A patient may be carrying the virus but be asymptomatic.  The contagious period has been described as 72 hours before symptoms even appear and then these can be very mild and barely noticeable.

Younger people tend to have cardiac or clot related illness whilst older people tend to have respiratory illness requiring ventilation in ICU.  Children have had symptoms of abdominal pain and digestive upset.


General known symptoms include –

Persistent cough, fever, aches and pains, diarrhoea, abdominal pains, headache, lethargy and shortness of breath.

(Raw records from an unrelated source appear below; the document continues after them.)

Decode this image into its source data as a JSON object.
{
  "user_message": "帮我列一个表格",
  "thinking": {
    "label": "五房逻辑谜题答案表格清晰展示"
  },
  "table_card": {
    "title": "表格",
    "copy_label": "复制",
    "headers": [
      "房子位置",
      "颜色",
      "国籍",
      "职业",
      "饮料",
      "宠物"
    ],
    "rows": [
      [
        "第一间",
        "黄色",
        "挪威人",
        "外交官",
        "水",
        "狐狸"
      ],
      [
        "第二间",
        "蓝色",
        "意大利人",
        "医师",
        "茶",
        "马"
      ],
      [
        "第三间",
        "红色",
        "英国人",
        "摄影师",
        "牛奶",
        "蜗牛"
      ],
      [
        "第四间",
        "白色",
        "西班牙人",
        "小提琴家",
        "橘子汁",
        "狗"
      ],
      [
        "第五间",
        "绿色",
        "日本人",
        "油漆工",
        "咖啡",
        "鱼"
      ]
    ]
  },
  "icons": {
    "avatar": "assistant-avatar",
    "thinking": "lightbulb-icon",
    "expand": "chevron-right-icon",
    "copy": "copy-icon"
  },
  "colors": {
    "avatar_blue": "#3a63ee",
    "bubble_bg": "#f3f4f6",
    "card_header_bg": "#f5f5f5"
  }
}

I will therefore be asking such questions on booking patient in, as well as enquiring as to their movements and exposure to others in the preceding 5-7 days (incubation period).

Patients are known to still be viral shedding 32 days after infection and immunity to re-infection post Covid-19 is not confirmed, and should not be assumed.


Should I be notified that a patient has developed symptoms – I will advise them to seek medical advice, and then contact all other patients I have seen after them to let them know to be vigilant, perhaps isolate to protect their family members and to let me know if they develop symptoms so I can record appropriately. 

If I myself suspect I am infected, then of course I will cease to practice and self isolate for 7 days.

The room will be deep cleaned at end of every day anyway.

Patients will sign a declaration before treatment covering all treatment sessions, that they have answered my screening questions and do not knowingly have symptoms of Covid virus infection.  This is not a malpractice disclaimer. 

With all these procedures in place, I believe I can practice safely and provide much needed care to my patients, after an extended break, relieving overstretched NHS GP and Physio services.

With my access to LAS NHS procedures and knowledge, I have and increased depth of information to assist me in my endeavours. 


Document correct and dated as of Monday 11th May 2020.